▶ INFORMATION SUPPLIED:
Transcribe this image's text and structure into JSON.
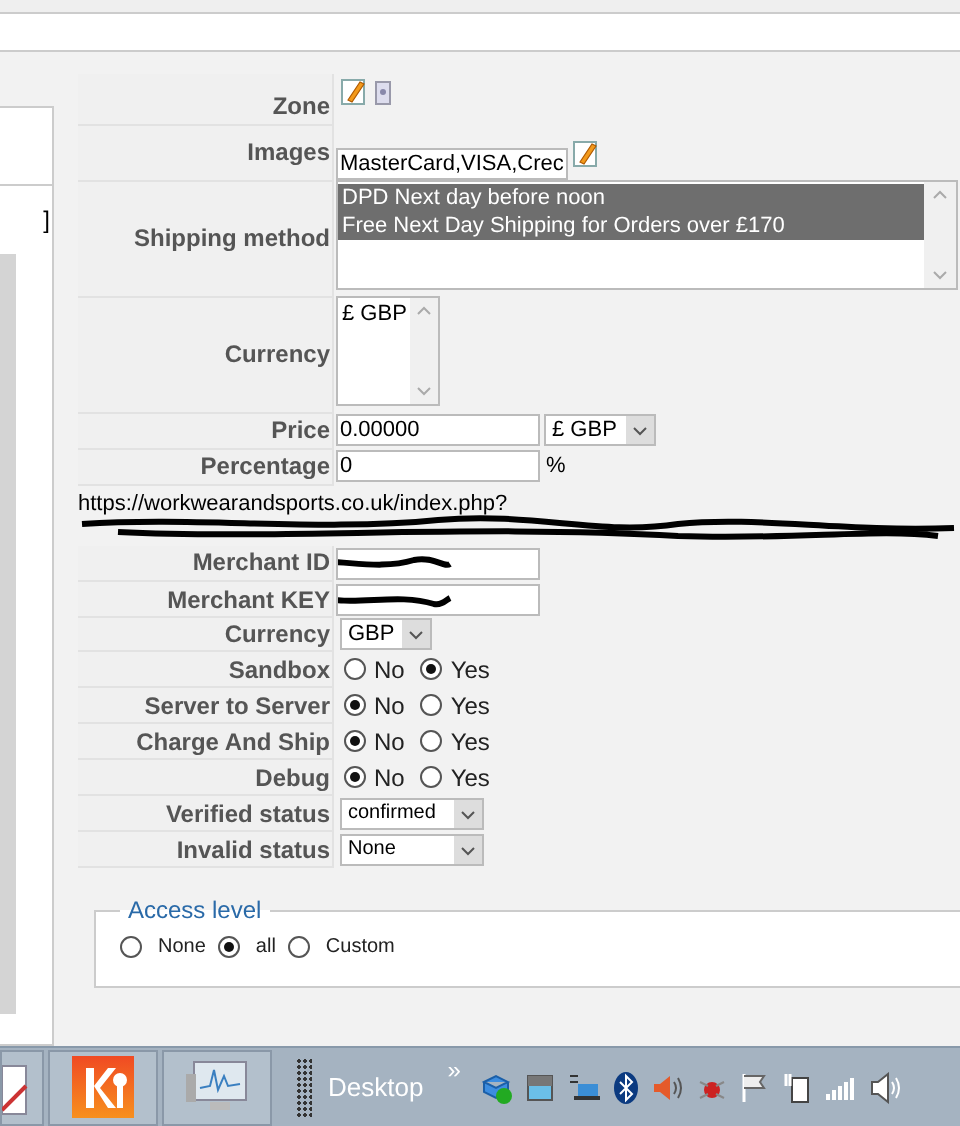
{
  "left_panel": {
    "bracket": "]"
  },
  "form": {
    "zone": {
      "label": "Zone"
    },
    "images": {
      "label": "Images",
      "value": "MasterCard,VISA,Crec"
    },
    "shipping": {
      "label": "Shipping method",
      "options": [
        {
          "text": "DPD Next day before noon",
          "selected": true
        },
        {
          "text": "Free Next Day Shipping for Orders over £170",
          "selected": true
        }
      ]
    },
    "currency_list": {
      "label": "Currency",
      "options": [
        {
          "text": "£ GBP",
          "selected": false
        }
      ]
    },
    "price": {
      "label": "Price",
      "value": "0.00000",
      "currency": "£ GBP"
    },
    "percentage": {
      "label": "Percentage",
      "value": "0",
      "unit": "%"
    },
    "url": {
      "line_1": "https://workwearandsports.co.uk/index.php?"
    },
    "merchant_id": {
      "label": "Merchant ID"
    },
    "merchant_key": {
      "label": "Merchant KEY"
    },
    "currency": {
      "label": "Currency",
      "value": "GBP"
    },
    "radios": [
      {
        "label": "Sandbox",
        "options": [
          {
            "text": "No",
            "selected": false
          },
          {
            "text": "Yes",
            "selected": true
          }
        ]
      },
      {
        "label": "Server to Server",
        "options": [
          {
            "text": "No",
            "selected": true
          },
          {
            "text": "Yes",
            "selected": false
          }
        ]
      },
      {
        "label": "Charge And Ship",
        "options": [
          {
            "text": "No",
            "selected": true
          },
          {
            "text": "Yes",
            "selected": false
          }
        ]
      },
      {
        "label": "Debug",
        "options": [
          {
            "text": "No",
            "selected": true
          },
          {
            "text": "Yes",
            "selected": false
          }
        ]
      }
    ],
    "verified_status": {
      "label": "Verified status",
      "value": "confirmed"
    },
    "invalid_status": {
      "label": "Invalid status",
      "value": "None"
    }
  },
  "access_level": {
    "legend": "Access level",
    "options": [
      {
        "text": "None",
        "selected": false
      },
      {
        "text": "all",
        "selected": true
      },
      {
        "text": "Custom",
        "selected": false
      }
    ]
  },
  "taskbar": {
    "toolbar_label": "Desktop",
    "chevron": "»"
  }
}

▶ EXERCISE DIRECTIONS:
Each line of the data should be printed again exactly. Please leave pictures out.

▶ SOLUTION TO THE PROBLEM:
Transcribe this image's text and structure into JSON.
{
  "left_panel": {
    "bracket": "]"
  },
  "form": {
    "zone": {
      "label": "Zone"
    },
    "images": {
      "label": "Images",
      "value": "MasterCard,VISA,Crec"
    },
    "shipping": {
      "label": "Shipping method",
      "options": [
        {
          "text": "DPD Next day before noon",
          "selected": true
        },
        {
          "text": "Free Next Day Shipping for Orders over £170",
          "selected": true
        }
      ]
    },
    "currency_list": {
      "label": "Currency",
      "options": [
        {
          "text": "£ GBP",
          "selected": false
        }
      ]
    },
    "price": {
      "label": "Price",
      "value": "0.00000",
      "currency": "£ GBP"
    },
    "percentage": {
      "label": "Percentage",
      "value": "0",
      "unit": "%"
    },
    "url": {
      "line_1": "https://workwearandsports.co.uk/index.php?"
    },
    "merchant_id": {
      "label": "Merchant ID"
    },
    "merchant_key": {
      "label": "Merchant KEY"
    },
    "currency": {
      "label": "Currency",
      "value": "GBP"
    },
    "radios": [
      {
        "label": "Sandbox",
        "options": [
          {
            "text": "No",
            "selected": false
          },
          {
            "text": "Yes",
            "selected": true
          }
        ]
      },
      {
        "label": "Server to Server",
        "options": [
          {
            "text": "No",
            "selected": true
          },
          {
            "text": "Yes",
            "selected": false
          }
        ]
      },
      {
        "label": "Charge And Ship",
        "options": [
          {
            "text": "No",
            "selected": true
          },
          {
            "text": "Yes",
            "selected": false
          }
        ]
      },
      {
        "label": "Debug",
        "options": [
          {
            "text": "No",
            "selected": true
          },
          {
            "text": "Yes",
            "selected": false
          }
        ]
      }
    ],
    "verified_status": {
      "label": "Verified status",
      "value": "confirmed"
    },
    "invalid_status": {
      "label": "Invalid status",
      "value": "None"
    }
  },
  "access_level": {
    "legend": "Access level",
    "options": [
      {
        "text": "None",
        "selected": false
      },
      {
        "text": "all",
        "selected": true
      },
      {
        "text": "Custom",
        "selected": false
      }
    ]
  },
  "taskbar": {
    "toolbar_label": "Desktop",
    "chevron": "»"
  }
}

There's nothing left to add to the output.